So I did a little experiment. I looked up some papers on spice perception and found a couple of studies showing that repeated exposures, about a minute apart, to very low doses of capsaicin caused sensitization of the capsaicin receptor. Meaning that each time capsaicin was given to a subject it was spicier than before. If they then waited a longer time interval then there was desensitization – which means that capsaicin became less spicy. Maybe, the hour-long exposure to pepper fumes the previous day somehow sensitized the receptors and altered the perception of sweetness in some yet unexplained way. Sort of like those African berries that make sour things taste sweet. Could I replicate this? Since I didn’t feel like making more pickles I designed a carefully controlled study. I tried to recruit my wife to take part in the study, so we could have n=2, but somehow she refused to participate in my little shenanigans. I cut up a leftover habanero into tiny squares, about 1 millimeter across. I also used a different knife to cut up some strawberries, took out a loaf of bread and poured a glass of milk (bear with me). So for 8 minutes I chewed once a minute, for a few seconds, on one little pepper square, letting the pepper juice come in contact with the left side of my tongue. Consistent with the prior study, each pepper square tasted a bit spicier than the previous one, until the end when it tasted VERY, VERY spicy. I don’t know if this was sensitization or just accumulated capsaicin on my tongue. Let’s go with sensitization. Then I rinsed my mouth well with water, ate half a slice of bread and drank the milk. All of these things supposedly help get rid of capsaicin and sort of work if you’ve eaten something too spicy, like that crazy Korean food from the other day. Then I waited 5 minutes and ate a strawberry. It tasted spicy! And only on the side of my tongue which came in contact with the pepper. On the naive side it still tasted sweet. Groovy. Then came the desensitization part. I waited another 5 minutes and tasted a slightly bigger pepper square and let it get all over my tongue. Now I felt that in the previously exposed left side the spicy taste was less spicy than on the naive right side. Meaning that the left side had become desensitized. If I tasted a strawberry, it no longer tasted spicy on the left side and, ok, not on the right side either.

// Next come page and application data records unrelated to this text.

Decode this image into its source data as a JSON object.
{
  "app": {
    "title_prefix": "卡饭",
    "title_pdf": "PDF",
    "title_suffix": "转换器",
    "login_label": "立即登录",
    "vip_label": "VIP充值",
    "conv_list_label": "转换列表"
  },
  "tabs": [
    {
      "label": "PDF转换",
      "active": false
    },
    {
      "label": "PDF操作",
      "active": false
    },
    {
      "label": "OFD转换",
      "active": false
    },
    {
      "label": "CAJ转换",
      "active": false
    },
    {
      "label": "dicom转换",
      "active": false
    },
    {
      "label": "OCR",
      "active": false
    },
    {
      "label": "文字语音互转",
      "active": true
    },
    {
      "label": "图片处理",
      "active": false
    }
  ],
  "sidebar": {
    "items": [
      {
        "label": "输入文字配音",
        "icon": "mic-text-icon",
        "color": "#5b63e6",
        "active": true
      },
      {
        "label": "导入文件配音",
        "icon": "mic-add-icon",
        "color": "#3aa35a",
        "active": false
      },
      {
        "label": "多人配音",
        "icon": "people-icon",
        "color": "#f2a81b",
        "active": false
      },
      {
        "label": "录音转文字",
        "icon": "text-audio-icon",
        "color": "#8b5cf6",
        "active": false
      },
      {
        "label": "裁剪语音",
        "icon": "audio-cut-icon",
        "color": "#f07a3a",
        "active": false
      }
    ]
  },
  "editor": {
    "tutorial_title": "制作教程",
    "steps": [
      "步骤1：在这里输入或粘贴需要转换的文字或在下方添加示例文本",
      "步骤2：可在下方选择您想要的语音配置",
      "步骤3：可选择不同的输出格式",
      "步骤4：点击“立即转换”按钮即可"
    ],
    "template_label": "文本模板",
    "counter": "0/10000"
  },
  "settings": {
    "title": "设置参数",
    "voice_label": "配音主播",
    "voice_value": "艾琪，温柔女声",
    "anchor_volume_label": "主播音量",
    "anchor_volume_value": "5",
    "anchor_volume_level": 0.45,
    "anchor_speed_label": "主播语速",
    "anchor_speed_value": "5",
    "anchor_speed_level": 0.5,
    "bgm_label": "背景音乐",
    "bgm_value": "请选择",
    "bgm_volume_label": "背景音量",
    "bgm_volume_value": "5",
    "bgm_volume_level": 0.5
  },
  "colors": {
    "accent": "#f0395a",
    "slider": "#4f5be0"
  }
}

So, does sensitization of capsaicin receptors make them sensitive to sweet flavors? Who the hell knows. There were a few problems with my little experiment. One is that there was no good way to control for the pepper juice only touching one side of my tongue, so the whole left vs. right thing could have been imagined. Which is the other problem, since I knew what the expected results were I could have biased the perception. In addition, I only tried fruit. So it may be something else in the fruit that may have been activating the capsaicin receptors, like acidity. Sugar would have been a better test, but strawberries are delicious. Maybe I can recruit my kids to repeat this, but I can just picture the screaming after the eighth little habanero square. One thing is for sure – I’m glad I don’t study human psychophysics for a living, there’s too many variables.
So there you have it. Do try this at home and let me know the results!